Top of INFORMATION GIVEN

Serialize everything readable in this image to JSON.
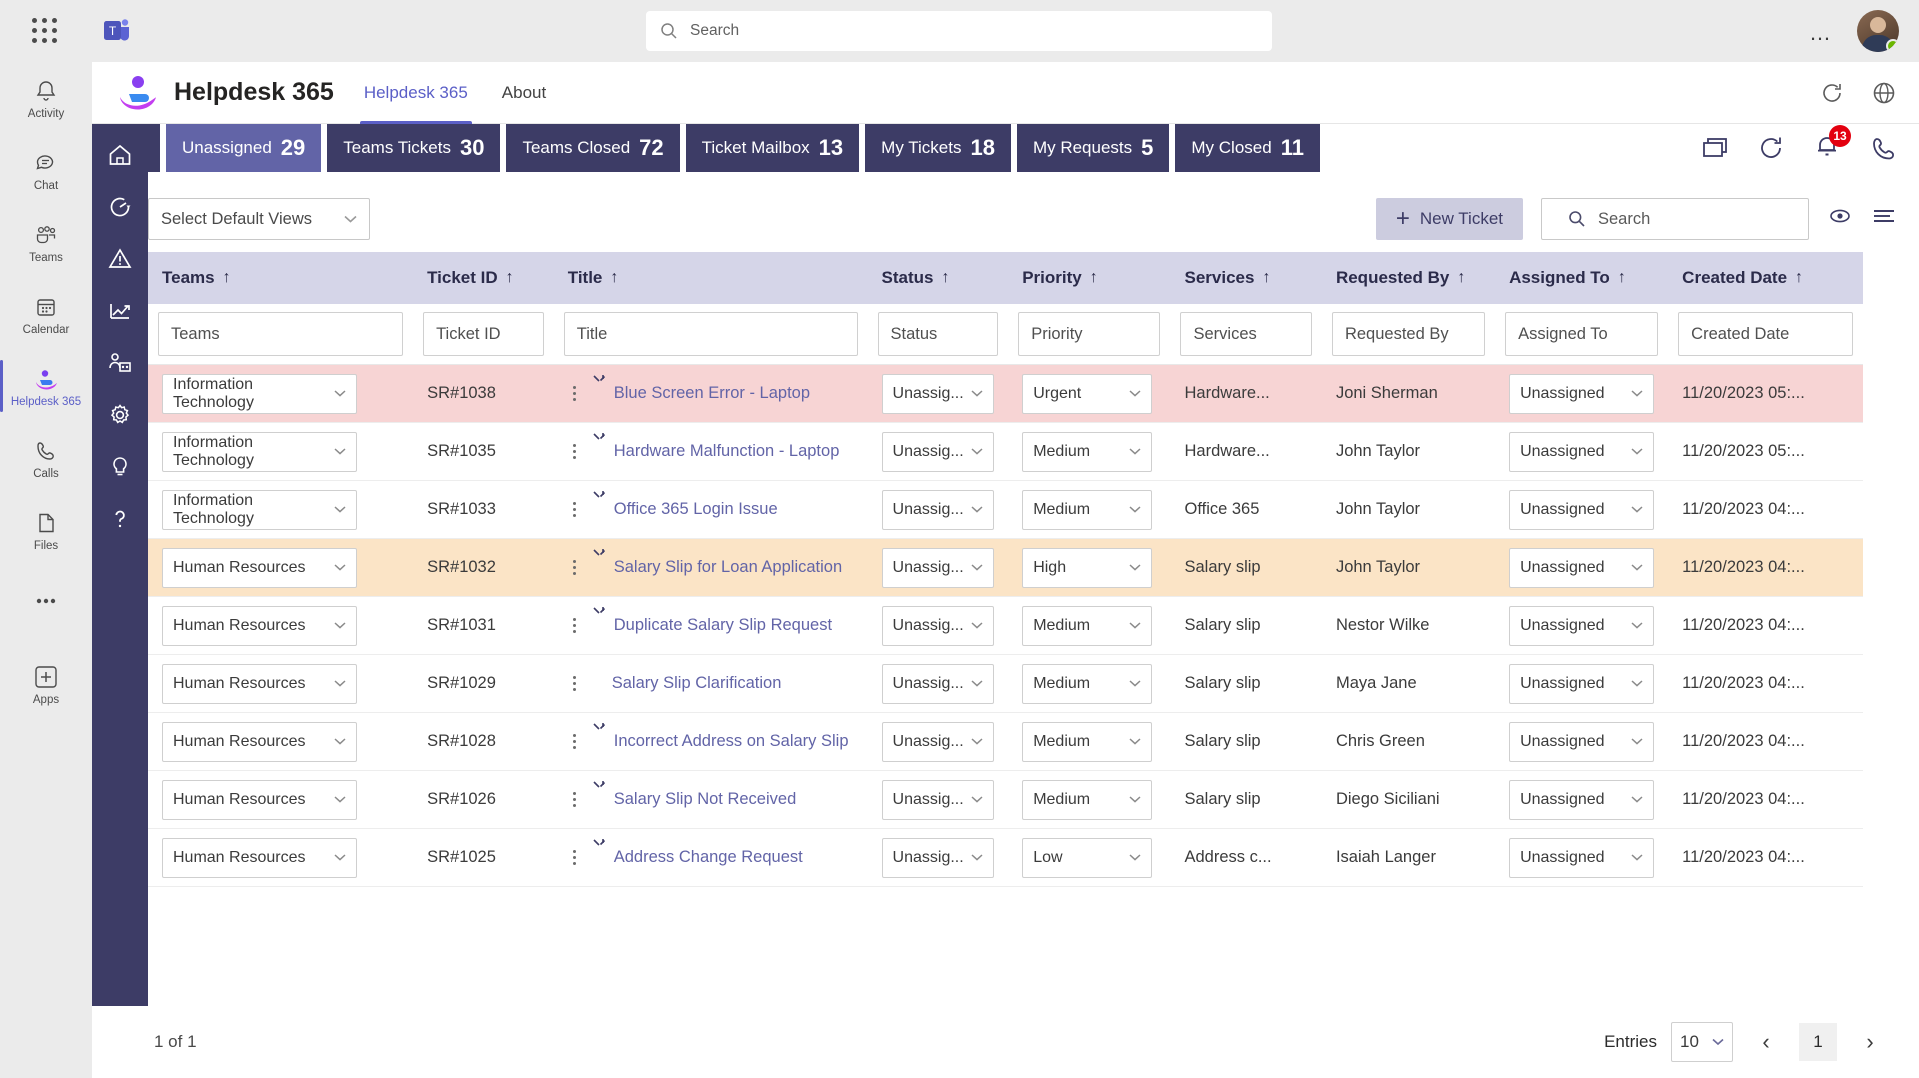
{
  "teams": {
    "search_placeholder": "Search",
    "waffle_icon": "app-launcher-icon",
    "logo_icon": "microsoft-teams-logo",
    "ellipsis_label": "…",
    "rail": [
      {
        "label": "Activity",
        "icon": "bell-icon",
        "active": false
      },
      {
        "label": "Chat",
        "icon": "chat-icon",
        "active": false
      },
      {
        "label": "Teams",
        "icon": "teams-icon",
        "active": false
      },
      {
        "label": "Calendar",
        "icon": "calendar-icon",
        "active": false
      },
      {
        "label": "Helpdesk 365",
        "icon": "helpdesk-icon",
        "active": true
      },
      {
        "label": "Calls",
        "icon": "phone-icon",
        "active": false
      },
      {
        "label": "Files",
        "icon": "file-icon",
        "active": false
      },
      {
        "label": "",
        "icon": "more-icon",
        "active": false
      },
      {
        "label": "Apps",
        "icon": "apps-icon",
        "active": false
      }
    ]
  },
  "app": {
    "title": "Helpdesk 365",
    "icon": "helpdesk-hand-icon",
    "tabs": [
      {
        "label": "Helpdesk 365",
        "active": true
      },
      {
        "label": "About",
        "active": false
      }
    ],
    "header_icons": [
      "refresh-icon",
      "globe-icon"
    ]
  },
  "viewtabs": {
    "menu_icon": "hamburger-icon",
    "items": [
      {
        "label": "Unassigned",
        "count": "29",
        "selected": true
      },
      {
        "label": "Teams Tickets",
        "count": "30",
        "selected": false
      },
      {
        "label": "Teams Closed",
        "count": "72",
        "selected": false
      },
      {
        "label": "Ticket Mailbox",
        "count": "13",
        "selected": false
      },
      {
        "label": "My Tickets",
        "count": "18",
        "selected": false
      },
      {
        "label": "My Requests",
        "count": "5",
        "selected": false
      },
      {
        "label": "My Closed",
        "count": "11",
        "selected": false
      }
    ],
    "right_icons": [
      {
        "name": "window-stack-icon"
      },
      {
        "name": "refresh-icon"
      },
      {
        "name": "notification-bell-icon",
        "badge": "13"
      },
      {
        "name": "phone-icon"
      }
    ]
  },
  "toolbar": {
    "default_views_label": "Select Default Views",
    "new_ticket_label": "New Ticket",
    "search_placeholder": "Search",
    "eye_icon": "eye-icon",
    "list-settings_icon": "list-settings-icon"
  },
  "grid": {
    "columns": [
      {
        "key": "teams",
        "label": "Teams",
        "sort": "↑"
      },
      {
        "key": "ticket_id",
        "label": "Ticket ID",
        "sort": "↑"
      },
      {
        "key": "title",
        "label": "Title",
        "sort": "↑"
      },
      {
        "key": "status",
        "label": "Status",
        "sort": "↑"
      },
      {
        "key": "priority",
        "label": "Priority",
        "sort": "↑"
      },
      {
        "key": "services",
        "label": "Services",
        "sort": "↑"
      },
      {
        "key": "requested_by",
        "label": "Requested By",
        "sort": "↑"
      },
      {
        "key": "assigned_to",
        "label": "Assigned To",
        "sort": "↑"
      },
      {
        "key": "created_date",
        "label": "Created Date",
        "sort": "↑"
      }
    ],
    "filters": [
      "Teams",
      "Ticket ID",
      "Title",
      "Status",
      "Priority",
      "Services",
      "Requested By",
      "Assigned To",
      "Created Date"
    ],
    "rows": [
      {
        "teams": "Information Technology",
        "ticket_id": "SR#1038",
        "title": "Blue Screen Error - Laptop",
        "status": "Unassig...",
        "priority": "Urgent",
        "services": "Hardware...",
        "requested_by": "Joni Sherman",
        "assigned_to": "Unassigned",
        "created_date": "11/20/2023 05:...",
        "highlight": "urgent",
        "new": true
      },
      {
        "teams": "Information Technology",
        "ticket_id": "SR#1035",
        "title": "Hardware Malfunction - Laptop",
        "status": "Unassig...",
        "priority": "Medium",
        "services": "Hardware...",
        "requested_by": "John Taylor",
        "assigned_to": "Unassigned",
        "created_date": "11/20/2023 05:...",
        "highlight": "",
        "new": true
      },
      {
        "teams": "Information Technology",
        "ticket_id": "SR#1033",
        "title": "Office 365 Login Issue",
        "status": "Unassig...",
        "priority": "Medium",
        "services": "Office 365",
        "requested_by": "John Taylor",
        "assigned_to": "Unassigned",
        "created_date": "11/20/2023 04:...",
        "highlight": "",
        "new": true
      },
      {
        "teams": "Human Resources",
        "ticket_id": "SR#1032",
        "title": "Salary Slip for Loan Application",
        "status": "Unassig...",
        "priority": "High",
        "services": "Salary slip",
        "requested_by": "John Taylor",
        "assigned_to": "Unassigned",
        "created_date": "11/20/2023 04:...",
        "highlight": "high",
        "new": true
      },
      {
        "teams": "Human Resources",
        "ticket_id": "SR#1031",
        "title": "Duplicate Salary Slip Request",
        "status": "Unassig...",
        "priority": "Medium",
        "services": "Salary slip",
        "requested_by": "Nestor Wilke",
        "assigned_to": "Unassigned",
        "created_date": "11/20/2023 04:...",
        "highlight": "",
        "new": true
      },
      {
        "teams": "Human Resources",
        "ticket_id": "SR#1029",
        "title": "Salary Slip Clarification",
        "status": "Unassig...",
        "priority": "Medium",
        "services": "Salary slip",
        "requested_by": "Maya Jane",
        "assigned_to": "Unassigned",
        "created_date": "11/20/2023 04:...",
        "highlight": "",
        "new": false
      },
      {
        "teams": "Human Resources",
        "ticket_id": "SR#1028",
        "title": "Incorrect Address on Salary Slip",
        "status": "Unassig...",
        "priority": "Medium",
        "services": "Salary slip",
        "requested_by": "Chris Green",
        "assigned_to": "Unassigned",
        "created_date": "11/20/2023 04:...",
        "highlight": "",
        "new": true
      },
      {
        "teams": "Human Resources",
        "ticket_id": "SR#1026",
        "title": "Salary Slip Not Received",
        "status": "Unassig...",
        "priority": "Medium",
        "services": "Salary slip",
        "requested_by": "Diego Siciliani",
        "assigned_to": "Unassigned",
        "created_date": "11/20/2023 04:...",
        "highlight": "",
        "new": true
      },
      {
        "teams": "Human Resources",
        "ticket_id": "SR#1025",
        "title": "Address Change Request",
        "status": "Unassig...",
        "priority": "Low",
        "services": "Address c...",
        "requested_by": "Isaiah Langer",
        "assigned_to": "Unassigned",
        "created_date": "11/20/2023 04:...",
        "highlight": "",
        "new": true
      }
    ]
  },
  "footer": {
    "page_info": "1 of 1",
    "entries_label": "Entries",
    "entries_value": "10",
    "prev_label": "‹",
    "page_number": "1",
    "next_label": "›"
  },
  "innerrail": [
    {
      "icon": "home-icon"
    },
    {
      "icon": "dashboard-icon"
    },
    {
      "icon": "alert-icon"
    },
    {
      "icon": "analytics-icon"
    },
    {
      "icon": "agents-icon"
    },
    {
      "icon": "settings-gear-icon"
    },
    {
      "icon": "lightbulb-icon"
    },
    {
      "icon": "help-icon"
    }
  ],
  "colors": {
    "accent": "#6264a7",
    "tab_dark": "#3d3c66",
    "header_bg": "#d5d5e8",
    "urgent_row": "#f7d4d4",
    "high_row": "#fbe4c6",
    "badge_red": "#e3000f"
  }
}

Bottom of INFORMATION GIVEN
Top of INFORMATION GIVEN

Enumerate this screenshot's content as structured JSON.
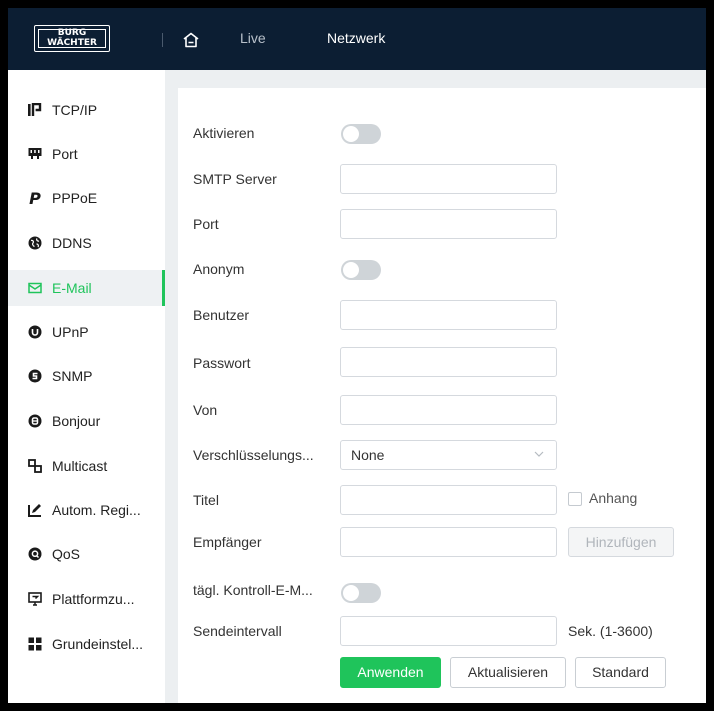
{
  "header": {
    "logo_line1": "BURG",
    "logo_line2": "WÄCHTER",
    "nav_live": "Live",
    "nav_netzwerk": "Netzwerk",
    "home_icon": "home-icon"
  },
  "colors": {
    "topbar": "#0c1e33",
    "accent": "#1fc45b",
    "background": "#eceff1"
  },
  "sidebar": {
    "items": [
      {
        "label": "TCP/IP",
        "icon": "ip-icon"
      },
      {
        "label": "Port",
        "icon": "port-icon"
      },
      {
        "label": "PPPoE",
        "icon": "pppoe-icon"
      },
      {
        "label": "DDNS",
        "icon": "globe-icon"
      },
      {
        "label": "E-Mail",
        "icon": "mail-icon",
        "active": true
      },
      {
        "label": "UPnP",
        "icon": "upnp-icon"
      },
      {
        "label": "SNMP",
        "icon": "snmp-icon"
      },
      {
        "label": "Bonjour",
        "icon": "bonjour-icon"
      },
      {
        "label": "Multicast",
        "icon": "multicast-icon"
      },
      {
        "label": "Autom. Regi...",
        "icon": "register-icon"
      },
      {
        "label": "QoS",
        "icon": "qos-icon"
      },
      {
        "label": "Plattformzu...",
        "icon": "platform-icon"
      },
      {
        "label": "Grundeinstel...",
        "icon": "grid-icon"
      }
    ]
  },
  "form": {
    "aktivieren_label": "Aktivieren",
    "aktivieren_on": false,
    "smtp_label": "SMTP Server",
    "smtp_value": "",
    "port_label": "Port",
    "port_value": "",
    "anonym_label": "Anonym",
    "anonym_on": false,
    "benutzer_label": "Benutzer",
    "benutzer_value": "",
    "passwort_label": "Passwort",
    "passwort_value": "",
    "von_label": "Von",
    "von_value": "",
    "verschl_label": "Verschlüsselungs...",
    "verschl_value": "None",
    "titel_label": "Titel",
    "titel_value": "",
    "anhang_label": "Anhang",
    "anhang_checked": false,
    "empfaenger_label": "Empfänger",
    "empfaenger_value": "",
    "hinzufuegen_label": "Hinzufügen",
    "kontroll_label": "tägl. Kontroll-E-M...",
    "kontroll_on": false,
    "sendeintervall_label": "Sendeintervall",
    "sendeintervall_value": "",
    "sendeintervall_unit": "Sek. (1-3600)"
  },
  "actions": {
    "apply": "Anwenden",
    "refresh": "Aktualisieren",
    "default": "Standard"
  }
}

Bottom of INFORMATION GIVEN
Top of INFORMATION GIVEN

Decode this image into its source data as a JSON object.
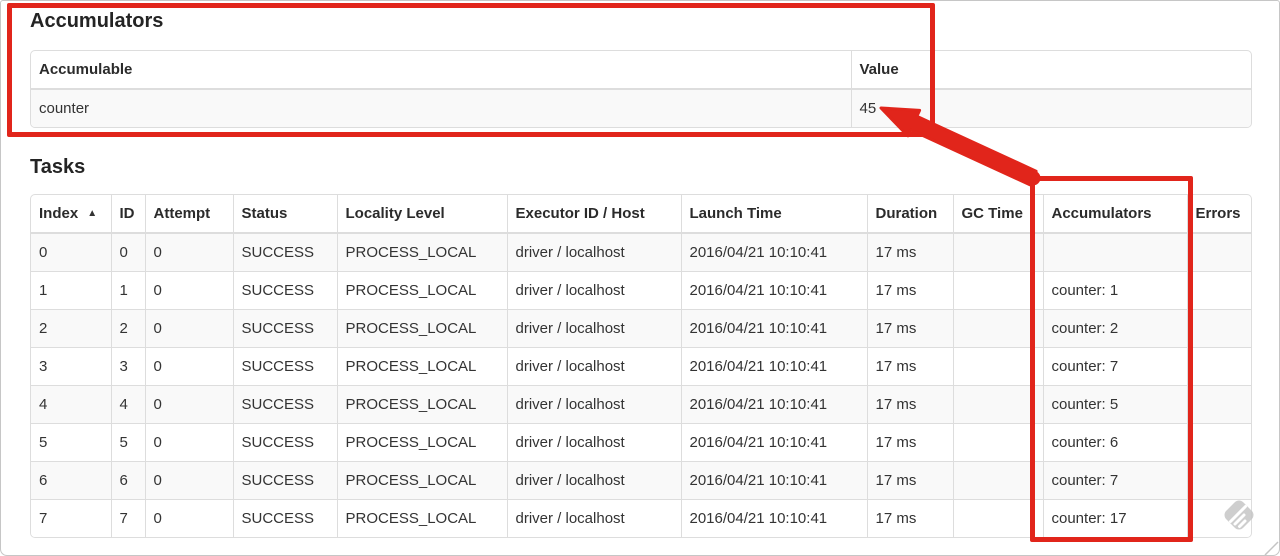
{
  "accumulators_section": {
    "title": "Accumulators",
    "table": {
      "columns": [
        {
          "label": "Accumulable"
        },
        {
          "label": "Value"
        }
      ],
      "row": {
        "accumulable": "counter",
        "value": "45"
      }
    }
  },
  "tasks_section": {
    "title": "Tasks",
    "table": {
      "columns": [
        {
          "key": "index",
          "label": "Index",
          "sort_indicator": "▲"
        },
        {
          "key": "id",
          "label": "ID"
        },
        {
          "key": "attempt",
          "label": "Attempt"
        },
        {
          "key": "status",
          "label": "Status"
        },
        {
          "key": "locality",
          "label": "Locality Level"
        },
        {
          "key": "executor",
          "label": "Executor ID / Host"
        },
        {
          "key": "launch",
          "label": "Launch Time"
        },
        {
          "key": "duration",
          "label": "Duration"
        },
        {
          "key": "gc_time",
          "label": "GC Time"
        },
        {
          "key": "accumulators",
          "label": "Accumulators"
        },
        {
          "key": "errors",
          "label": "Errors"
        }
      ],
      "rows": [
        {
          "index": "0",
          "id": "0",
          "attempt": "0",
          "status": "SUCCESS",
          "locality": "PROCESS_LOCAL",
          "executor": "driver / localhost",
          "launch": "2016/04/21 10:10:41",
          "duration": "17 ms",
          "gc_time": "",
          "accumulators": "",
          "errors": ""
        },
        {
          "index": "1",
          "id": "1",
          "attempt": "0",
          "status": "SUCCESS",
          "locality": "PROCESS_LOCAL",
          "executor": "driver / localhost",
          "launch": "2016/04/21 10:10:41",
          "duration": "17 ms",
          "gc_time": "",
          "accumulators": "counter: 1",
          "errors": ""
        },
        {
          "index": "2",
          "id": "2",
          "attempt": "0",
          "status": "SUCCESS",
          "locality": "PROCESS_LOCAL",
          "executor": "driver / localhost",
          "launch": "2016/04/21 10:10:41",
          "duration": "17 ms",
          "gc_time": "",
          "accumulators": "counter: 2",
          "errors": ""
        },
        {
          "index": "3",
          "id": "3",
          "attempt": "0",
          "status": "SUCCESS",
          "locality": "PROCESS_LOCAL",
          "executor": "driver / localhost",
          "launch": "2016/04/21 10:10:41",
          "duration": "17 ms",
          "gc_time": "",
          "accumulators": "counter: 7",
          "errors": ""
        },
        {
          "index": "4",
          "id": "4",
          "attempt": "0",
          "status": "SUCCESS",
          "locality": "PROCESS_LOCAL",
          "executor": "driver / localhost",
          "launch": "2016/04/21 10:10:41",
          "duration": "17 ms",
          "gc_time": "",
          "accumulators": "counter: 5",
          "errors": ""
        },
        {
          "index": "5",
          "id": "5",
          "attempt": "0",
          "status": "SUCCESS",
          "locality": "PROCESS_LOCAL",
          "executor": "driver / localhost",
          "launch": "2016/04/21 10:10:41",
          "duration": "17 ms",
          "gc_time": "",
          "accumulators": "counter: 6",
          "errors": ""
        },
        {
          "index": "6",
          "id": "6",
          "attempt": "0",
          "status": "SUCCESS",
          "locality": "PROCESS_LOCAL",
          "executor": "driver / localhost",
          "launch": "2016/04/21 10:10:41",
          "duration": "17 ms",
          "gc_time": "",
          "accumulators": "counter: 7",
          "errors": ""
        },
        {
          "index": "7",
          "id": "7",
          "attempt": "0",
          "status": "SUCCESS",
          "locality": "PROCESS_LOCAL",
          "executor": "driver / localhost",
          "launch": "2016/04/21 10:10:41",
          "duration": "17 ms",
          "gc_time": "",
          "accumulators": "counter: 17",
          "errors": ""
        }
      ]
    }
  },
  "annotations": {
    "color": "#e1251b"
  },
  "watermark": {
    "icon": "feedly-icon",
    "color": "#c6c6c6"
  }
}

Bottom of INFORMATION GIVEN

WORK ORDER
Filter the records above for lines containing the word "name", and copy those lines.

RESPONSE AREA
        "name": "window-stack-icon"
        "name": "refresh-icon"
        "name": "notification-bell-icon",
        "name": "phone-icon"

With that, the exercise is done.